Frank Gibase and Grey Peterson from the United States
Both of us met and studied together at the Georgia Institute of Technology School of Architecture. We went our separate ways for both graduate school (Frank to University of Michigan, Grey to Rice University) and professional work, but have remained close friends ever since. Currently, Frank works in Chicago and Grey in Atlanta, both for larger design firms which work on projects at a multitude of scales and programs. Our personal architectural interests vary, but we both share an affinity for the generic – how overlooked or unconsciously accepted norms may be teased out of design thinking and brought to the forefront.
Brief information about the projects that you/your company have been involved with. For instance, what scale have you focused on/preferred, any significant projects where the company/individuals have been involved?
As younger designers, we've fortunately had the opportunity to work on many different scales of projects – from a small retail bank to a tower. We work to involve ourselves with differing programs. It's fun, and gives us the opportunity to bring new ideas into separate program types.
What does architecture mean to you and what is the role of an architect in your society?
Architecture, for us, has always fundamentally been about problem understanding and solving. Our role as architects is to listen, observe, and study the problems and desires of the individuals, communities, and environments we design with, for, and within. For us, it's important that the architect sets aside predetermined notions of what a space should be and works with people to create truly bottom-up, program-driven, eco-social solutions.
Why do you participate in architecture vision competitions?
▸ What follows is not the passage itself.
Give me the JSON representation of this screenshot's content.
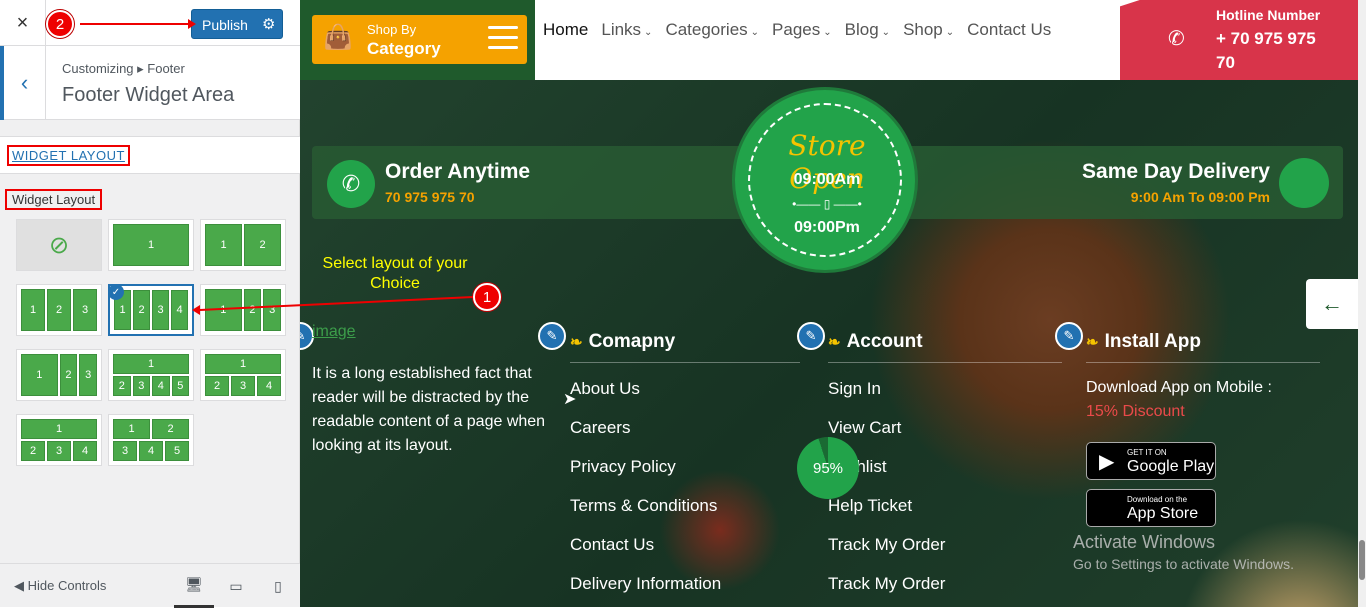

Being that both of us are recent graduates who are starting our professional careers, we both struggle at times to gain the level of authority desired in design projects at work. We see architecture vision competitions as frameworks for us to structure and explore ideas, while simultaneously creating a platform for us to advance our skill sets and hone our design sensibilities.
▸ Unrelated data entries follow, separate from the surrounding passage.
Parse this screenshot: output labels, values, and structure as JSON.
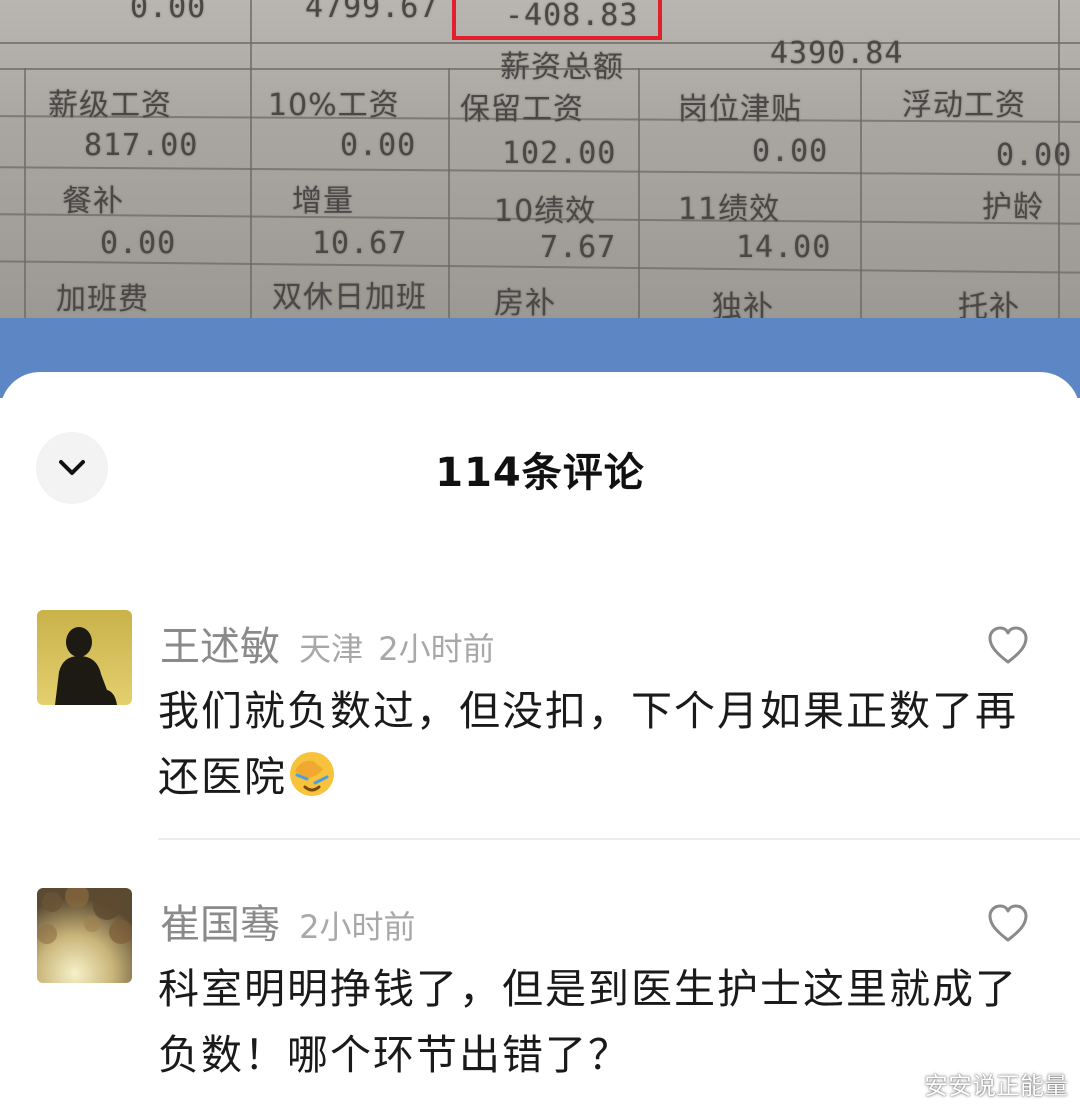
{
  "payslip": {
    "top_row": [
      "0.00",
      "4799.67",
      "-408.83"
    ],
    "total_label": "薪资总额",
    "total_value": "4390.84",
    "headers_1": [
      "薪级工资",
      "10%工资",
      "保留工资",
      "岗位津贴",
      "浮动工资"
    ],
    "values_1": [
      "817.00",
      "0.00",
      "102.00",
      "0.00",
      "0.00"
    ],
    "headers_2": [
      "餐补",
      "增量",
      "10绩效",
      "11绩效",
      "护龄"
    ],
    "values_2": [
      "0.00",
      "10.67",
      "7.67",
      "14.00"
    ],
    "headers_3": [
      "加班费",
      "双休日加班",
      "房补",
      "独补",
      "托补"
    ],
    "highlight_color": "#e0202a"
  },
  "sheet": {
    "title": "114条评论",
    "collapse_icon": "chevron-down-icon"
  },
  "comments": [
    {
      "username": "王述敏",
      "location": "天津",
      "time": "2小时前",
      "text": "我们就负数过，但没扣，下个月如果正数了再还医院",
      "emoji": "facepalm-crying-emoji"
    },
    {
      "username": "崔国骞",
      "location": "",
      "time": "2小时前",
      "text": "科室明明挣钱了，但是到医生护士这里就成了负数！哪个环节出错了？"
    }
  ],
  "watermark": "安安说正能量"
}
What advice would you give to individuals who struggle to decide whether it would be beneficial for them to participate in architecture vision competitions?
Every designer has a unique set of interests, ideas, and experiences. As mentioned earlier, architecture vision competitions can create the framework to explore ideas. While the breadth of competitions available in the digital age can be overwhelming, there is also abundant opportunity. Depending on the individual’s view of the framework, architecture vision competitions can be used to explore new topics through design or expand and question their predetermined understanding. We see architecture vision competitions as an opportunity to learn and explore, and that shouldn’t be a struggle. Use the privilege of opportunity and access to find a project with values and ideas that align or challenge yours and use that as a kickstart into design.
Top 3 Reasons Why You Should Enter Architecture Competitions
Curious about the value of architecture competitions? Discover the transformative power they can have on your career - from igniting creativity and turning designs into reality, to gaining international recognition.Learn more